The fatal effect of the signing of an originating process by a law firm is that the entire Suit was incompetent ab initio. It was dead at the point of filing. This highlights the painful realities that confronts a litigant when counsel fails to sign processes as stipulated by law. The originating process, as in this case, is fundamentally defective and incompetent. It is inchoate (and) legally non-existent. In this case, the originating processes filed at the trial Court were defective and incompetent. The trial was, therefore, a nullity.

Thus, it is not necessary to look into the other Issues raised.

The Suit filed by the Respondents at the trial Court is struck out.
I make no order as to costs.

PAUL ADAMU GALINIE, JSC: I have had the advantage of reading in draft the judgment just delivered by my learned brother AUGIE, JSC and I agree with the reasoning contained therein and the conclusion arrived thereat.
My learned brother has exhaustively dealt with the issues submitted for determination of this appeal.
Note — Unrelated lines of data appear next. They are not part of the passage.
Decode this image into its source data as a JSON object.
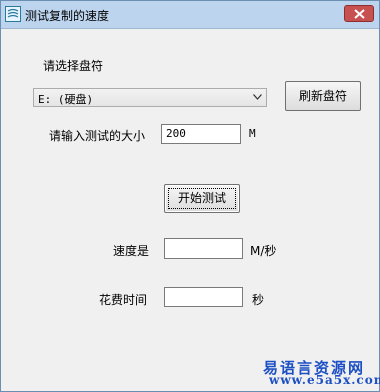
{
  "window": {
    "title": "测试复制的速度",
    "accent": "#bcd4ee",
    "close_color": "#c75050"
  },
  "drive": {
    "label": "请选择盘符",
    "selected": "E: (硬盘)",
    "refresh_label": "刷新盘符"
  },
  "size": {
    "label": "请输入测试的大小",
    "value": "200",
    "unit": "M"
  },
  "start": {
    "label": "开始测试"
  },
  "speed": {
    "label": "速度是",
    "value": "",
    "unit": "M/秒"
  },
  "time": {
    "label": "花费时间",
    "value": "",
    "unit": "秒"
  },
  "watermark": {
    "line1": "易语言资源网",
    "line2": "www.e5a5x.com"
  }
}
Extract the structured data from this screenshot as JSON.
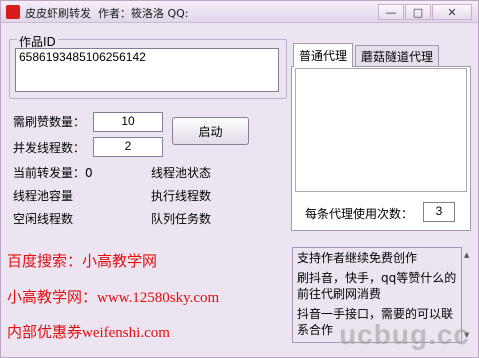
{
  "window": {
    "title": "皮皮虾刷转发  作者：筱洛洛 QQ:",
    "minimize": "—",
    "maximize": "□",
    "close": "✕"
  },
  "work": {
    "group_label": "作品ID",
    "id_value": "6586193485106256142"
  },
  "form": {
    "brush_count_label": "需刷赞数量：",
    "brush_count_value": "10",
    "threads_label": "并发线程数：",
    "threads_value": "2",
    "start_button": "启动"
  },
  "status": {
    "current_forward": "当前转发量：0",
    "pool_status": "线程池状态",
    "pool_capacity": "线程池容量",
    "exec_threads": "执行线程数",
    "idle_threads": "空闲线程数",
    "queue_tasks": "队列任务数"
  },
  "proxy": {
    "tabs": [
      "普通代理",
      "蘑菇隧道代理"
    ],
    "per_proxy_label": "每条代理使用次数：",
    "per_proxy_value": "3"
  },
  "promo": {
    "line1": "百度搜索：小高教学网",
    "line2": "小高教学网：www.12580sky.com",
    "line3": "内部优惠券weifenshi.com"
  },
  "notice": {
    "line1": "支持作者继续免费创作",
    "line2": "刷抖音，快手，qq等赞什么的前往代刷网消费",
    "line3": "抖音一手接口，需要的可以联系合作"
  },
  "watermark": "ucbug.cc"
}
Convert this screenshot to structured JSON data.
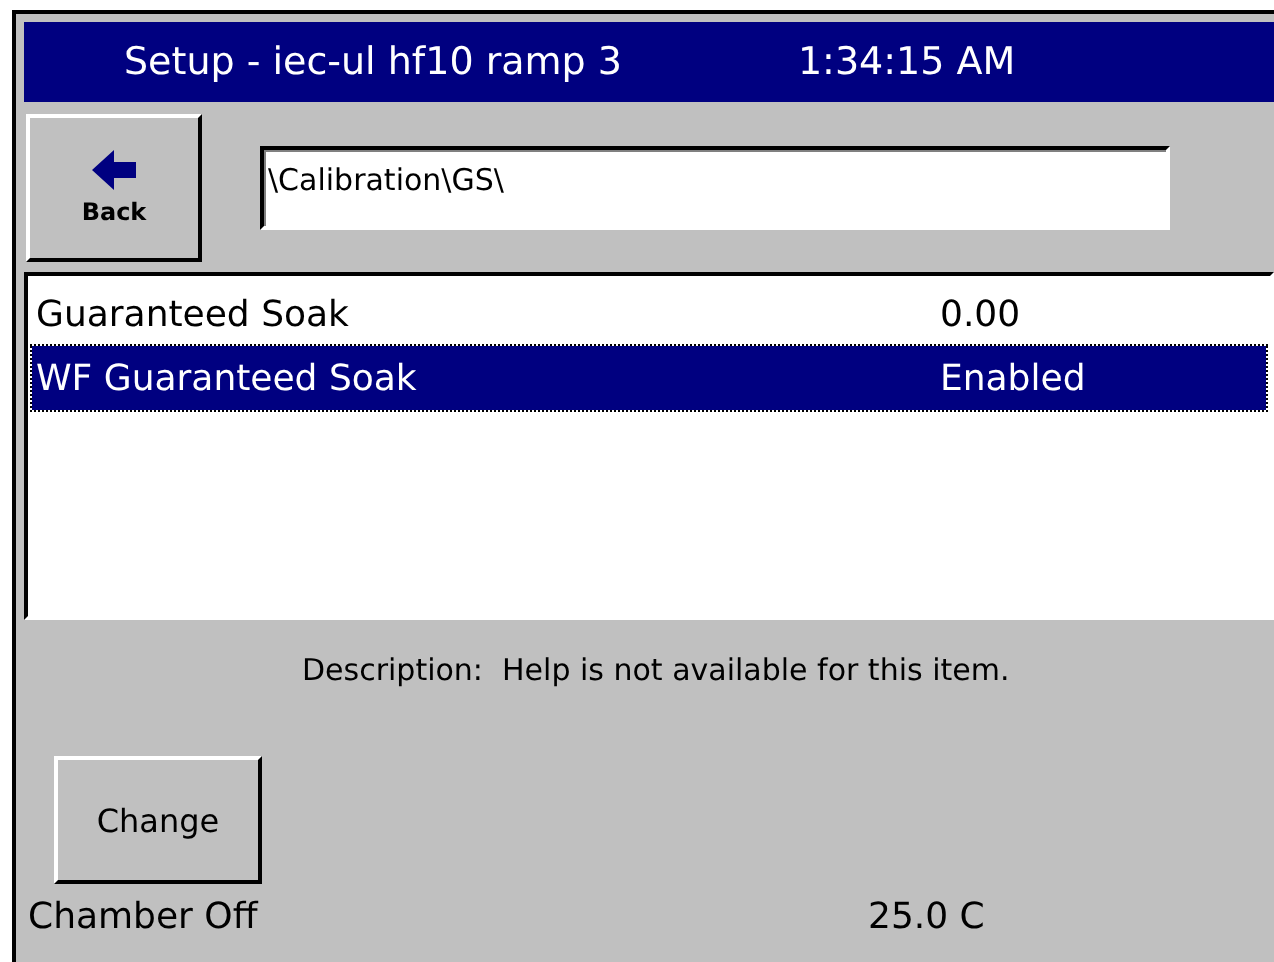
{
  "window": {
    "title": "Setup - iec-ul hf10 ramp 3",
    "time": "1:34:15 AM"
  },
  "toolbar": {
    "back_label": "Back",
    "path": "\\Calibration\\GS\\"
  },
  "list": [
    {
      "name": "Guaranteed Soak",
      "value": "0.00",
      "selected": false
    },
    {
      "name": "WF Guaranteed Soak",
      "value": "Enabled",
      "selected": true
    }
  ],
  "description": {
    "label": "Description:",
    "text": "Help is not available for this item."
  },
  "buttons": [
    "Change"
  ],
  "status_bar": {
    "state": "Chamber Off",
    "temperature": "25.0 C"
  }
}
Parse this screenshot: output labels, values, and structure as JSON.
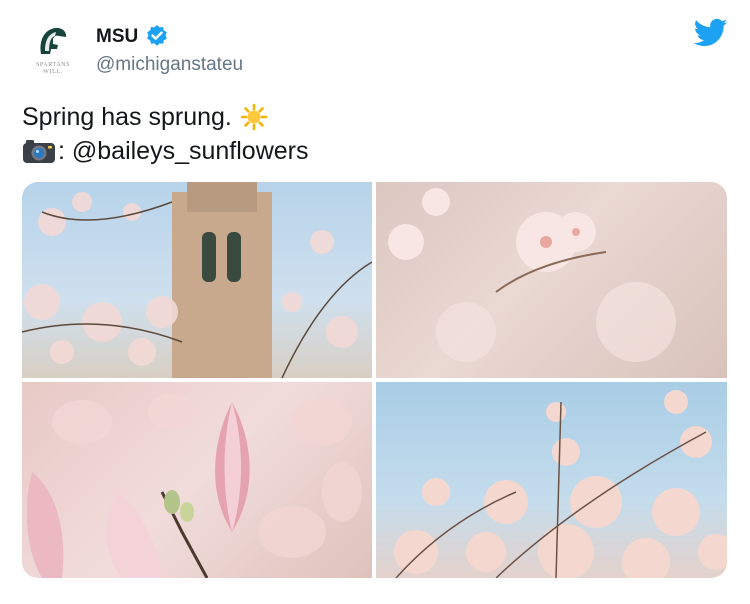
{
  "account": {
    "name": "MSU",
    "handle": "@michiganstateu",
    "avatar_line1": "SPARTANS",
    "avatar_line2": "WILL.",
    "verified": true
  },
  "tweet": {
    "line1": "Spring has sprung.",
    "line2": ": @baileys_sunflowers"
  },
  "icons": {
    "verified": "verified-badge-icon",
    "brand": "twitter-bird-icon",
    "sun": "sun-emoji-icon",
    "camera": "camera-emoji-icon",
    "avatar": "spartan-helmet-icon"
  },
  "colors": {
    "twitter_blue": "#1da1f2",
    "spartan_green": "#18453b",
    "handle_gray": "#657786"
  }
}
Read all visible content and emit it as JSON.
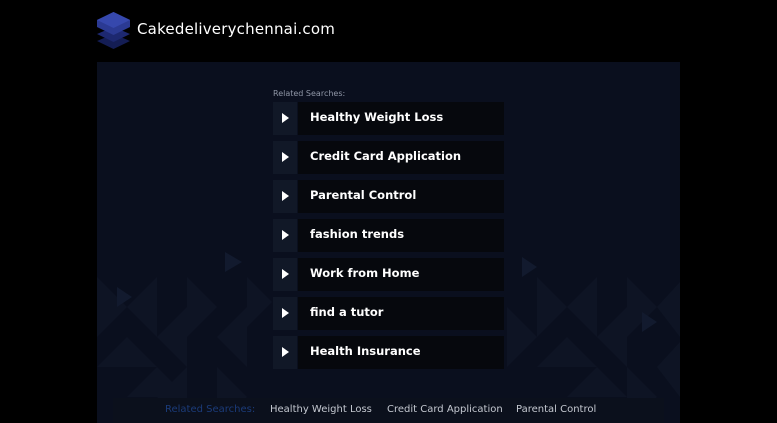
{
  "header": {
    "site_name": "Cakedeliverychennai.com",
    "logo_icon": "stacked-layers-icon"
  },
  "related": {
    "label": "Related Searches:",
    "items": [
      {
        "label": "Healthy Weight Loss"
      },
      {
        "label": "Credit Card Application"
      },
      {
        "label": "Parental Control"
      },
      {
        "label": "fashion trends"
      },
      {
        "label": "Work from Home"
      },
      {
        "label": "find a tutor"
      },
      {
        "label": "Health Insurance"
      }
    ],
    "item_icon": "play-arrow-icon"
  },
  "footer": {
    "label": "Related Searches:",
    "links": [
      {
        "label": "Healthy Weight Loss"
      },
      {
        "label": "Credit Card Application"
      },
      {
        "label": "Parental Control"
      }
    ]
  },
  "colors": {
    "background": "#000000",
    "panel": "#0a0f1e",
    "arrow_box": "#111827",
    "item_body": "#06080d",
    "footer_label": "#1b3b79",
    "logo_top": "#2b3a93",
    "logo_bottom": "#1a2566"
  }
}
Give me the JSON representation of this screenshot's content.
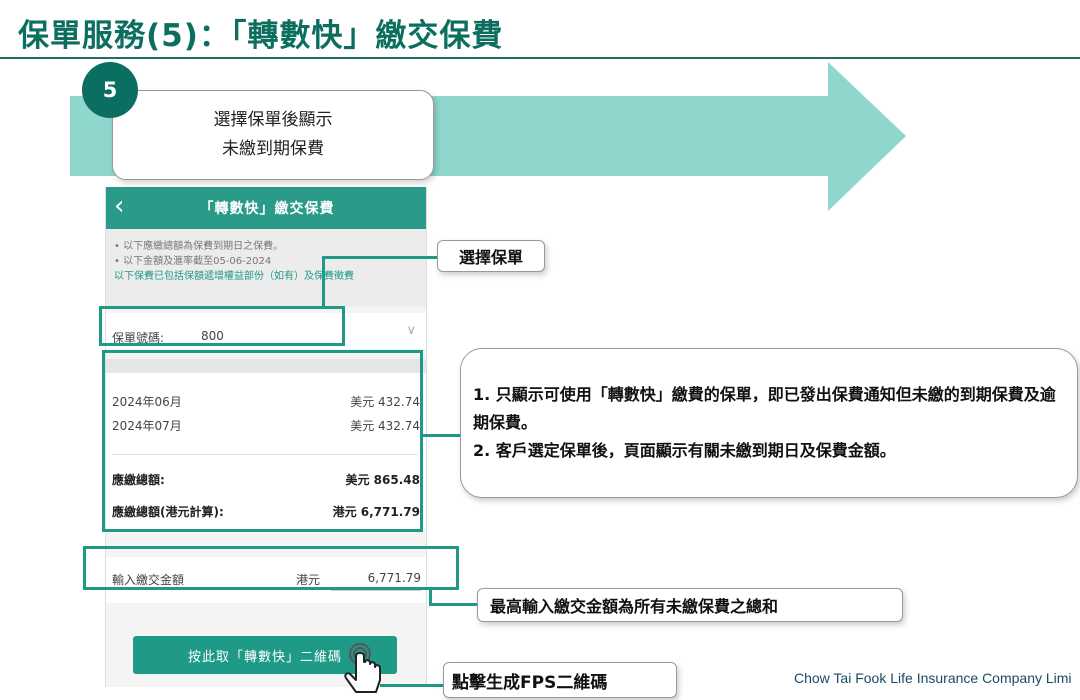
{
  "slide": {
    "title": "保單服務(5)：「轉數快」繳交保費",
    "step_number": "5",
    "step_line1": "選擇保單後顯示",
    "step_line2": "未繳到期保費",
    "footer": "Chow Tai Fook Life Insurance Company Limi",
    "colors": {
      "brand_green": "#0a6e60",
      "accent_green": "#1f9a87",
      "arrow_teal": "#8fd6cc"
    }
  },
  "phone": {
    "back_icon": "chevron-left-icon",
    "header_title": "「轉數快」繳交保費",
    "note1": "• 以下應繳總額為保費到期日之保費。",
    "note2": "• 以下金額及滙率截至05-06-2024",
    "note3": "以下保費已包括保額遞增權益部份（如有）及保費徵費",
    "policy_label": "保單號碼:",
    "policy_value": "800",
    "dues": [
      {
        "month": "2024年06月",
        "amount": "美元 432.74"
      },
      {
        "month": "2024年07月",
        "amount": "美元 432.74"
      }
    ],
    "total_label": "應繳總額:",
    "total_value": "美元 865.48",
    "total_hkd_label": "應繳總額(港元計算):",
    "total_hkd_value": "港元 6,771.79",
    "input_label": "輸入繳交金額",
    "input_currency": "港元",
    "input_value": "6,771.79",
    "button_label": "按此取「轉數快」二維碼"
  },
  "callouts": {
    "select_policy": "選擇保單",
    "info_line1": "1. 只顯示可使用「轉數快」繳費的保單，即已發出保費通知但未繳的到期保費及逾期保費。",
    "info_line2": "2. 客戶選定保單後，頁面顯示有關未繳到期日及保費金額。",
    "max_amount": "最高輸入繳交金額為所有未繳保費之總和",
    "generate_fps": "點擊生成FPS二維碼"
  }
}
I have nothing useful to add. For the same reason, I find the suit filed at the trial court incompetent and same is accordingly struck out. I abide by the order on costs.

OLU ARIWOOLA, JSC: I had the privilege of reading in draft the lead judgment of my learned brother Amina Augie, JSC just delivered. I agree entirely with the reasoning and conclusion that the appeal is lacking in merit and should be struck out. I too will strike out the

KUMAI BAYANG AKAAHS JSC: I read the leading judgement of my learned brother, Augie JSC wherein the competence of the originating process was raised leading to the striking out of the suit. It is quite unfortunate that the suit filed since 1971 which is 46 years at the time the appeal was argued cannot be resolved in any other way. As pointed out by my Lord, Augie JSC neither was the Writ of Summons signed by a Judge, Magistrate or other, .officer empowered to sign summonses nor was the claim accompanying the writ Signed by a legal practitioner. In the circumstances the Originating Process is incurably defective and per force the suit must be struck out. I cannot but agree with this stance. I equally strike out the suit and make no order on costs.

I. T. Muhammad, JSC: My learned brother, Augie, JSC, dismissed this appeal for lacking in merit. I was opportuned to see the reasons before now for dismissing the appeal. I entirely agree and adopt the reasoning process. I, too, find no merit in the appeal which I equally dismiss. I abide by consequential orders made in the leading judgment.

COUNSELS

Doyin Rhodes-Vivour for appellants with him; Anthony Onwaeze; Thomas Ojo; K. O. Ajana and T. K. Salawu.
Prof. Ilochi A. Okafor, SAN for the respondents with him; C. J. Azoro

Close Menu